Hoylman would have been a freshman at M.I.T. when he and Al Kuhfeld, another M.I.T. student, published God Comics #3: The World’s Most Blasphemous Comic Fanzine, with contents that included a Justice League parody called the “God Squad” featuring Thor, Mercury, Mary, Poseidon and Ball. The cover shows Batman removing his mask to reveal Wonder Woman.
Later, while editing the M.I.T. Science Fiction Society’s Twilight Zine, Hoylman advocated a viewpoint that so sharply contrasted with his contemporaries’ he is quoted in Peter Justin Kizilos-Clift’s 2009 dissertation “Humanizing the Cold War Campus: The Battle for Hearts and Minds at MIT, 1945-1965” –
While most science fiction readers were still men, more women were becoming readers, writers, and fans, and were being welcomed as equal participants into the MIT Science Fiction Society and the vast universe of science fiction. “Coeds are welcome in the society,” wrote Twilight Zine editor Doug Hoylman in November 1962, “in fact we have a disproportionate number of them. Our vicepresident and our treasurer are coeds. The views held by V—D— [Voodoo, the notoriously anti-feminist MIT humor magazine] and other forces of evil regarding Tech Coeds are not subscribed to by the Society.”

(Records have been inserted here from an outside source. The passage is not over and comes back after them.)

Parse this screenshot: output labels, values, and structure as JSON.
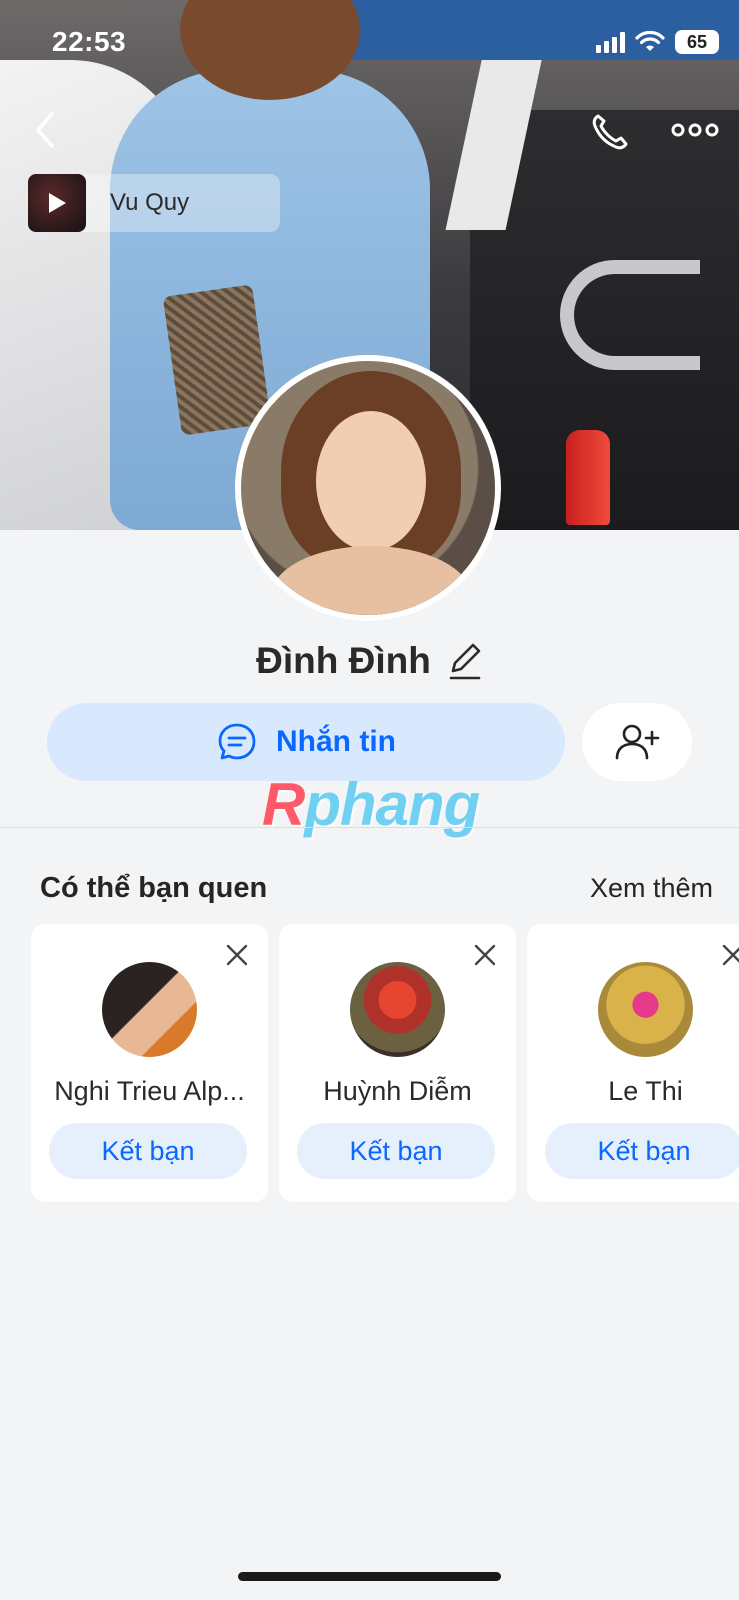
{
  "status_bar": {
    "time": "22:53",
    "battery": "65"
  },
  "music": {
    "title": "Vu Quy"
  },
  "profile": {
    "name": "Đình Đình"
  },
  "actions": {
    "message_label": "Nhắn tin"
  },
  "watermark": {
    "first": "R",
    "rest": "phang"
  },
  "suggestions": {
    "title": "Có thể bạn quen",
    "see_more": "Xem thêm",
    "cards": [
      {
        "name": "Nghi Trieu Alp...",
        "button": "Kết bạn"
      },
      {
        "name": "Huỳnh Diễm",
        "button": "Kết bạn"
      },
      {
        "name": "Le Thi",
        "button": "Kết bạn"
      }
    ]
  },
  "colors": {
    "accent": "#0a68ff",
    "message_bg": "#d9e9fd",
    "card_btn_bg": "#e6f0fd",
    "page_bg": "#f3f4f6"
  }
}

The Fanzine Control Act of 1971 is a little-known part of the Phase 2 economic program designed to fight fanzine inflation. Fanzines are important to the economy, particularly as regards the manufacturers of duplicating equipment and the United States Postal Service, and it is in the public interest to see that fanzines do not become so inflated that their publishers are unable to maintain them (the recent collapse of Science Fiction Review is a case in point).
The job of the Fanzine Review Board is to see to it that the President’s guidelines are enforced (these include a maximum permissible increase in number of pages of 5.5% per annum; any editor going from mimeograph to offset must have FRB approval).
The Board consists of five fans, five pros, and five large contributors to the Republican Party….
Hoylman also wrote a Holmes pastiche for the NESFA genzine Proper Boskonian, “Moriarty and the Binomial Theorem.”
When Minneapa was founded in the early 1970s he became a member, and was in the famous 1974 Minneapa group photo (as was Al Kuhfeld).
Brother Guy Consolmagno, an astronomer at the Vatican Observatory, will give an acceptance speech for the Carl Sagan Medal at Sasquan, the 2015 Worldcon. The award is given annually by the American Astronomical Society.
Brother Guy, an active fan and a member of the MIT Science Fiction Society, will give this speech at 8:00 p.m. on Thursday evening of the convention.
Brother Guy will also be interviewing Guest of Honor Leslie Turek, also a MITSFS member, later in the convention.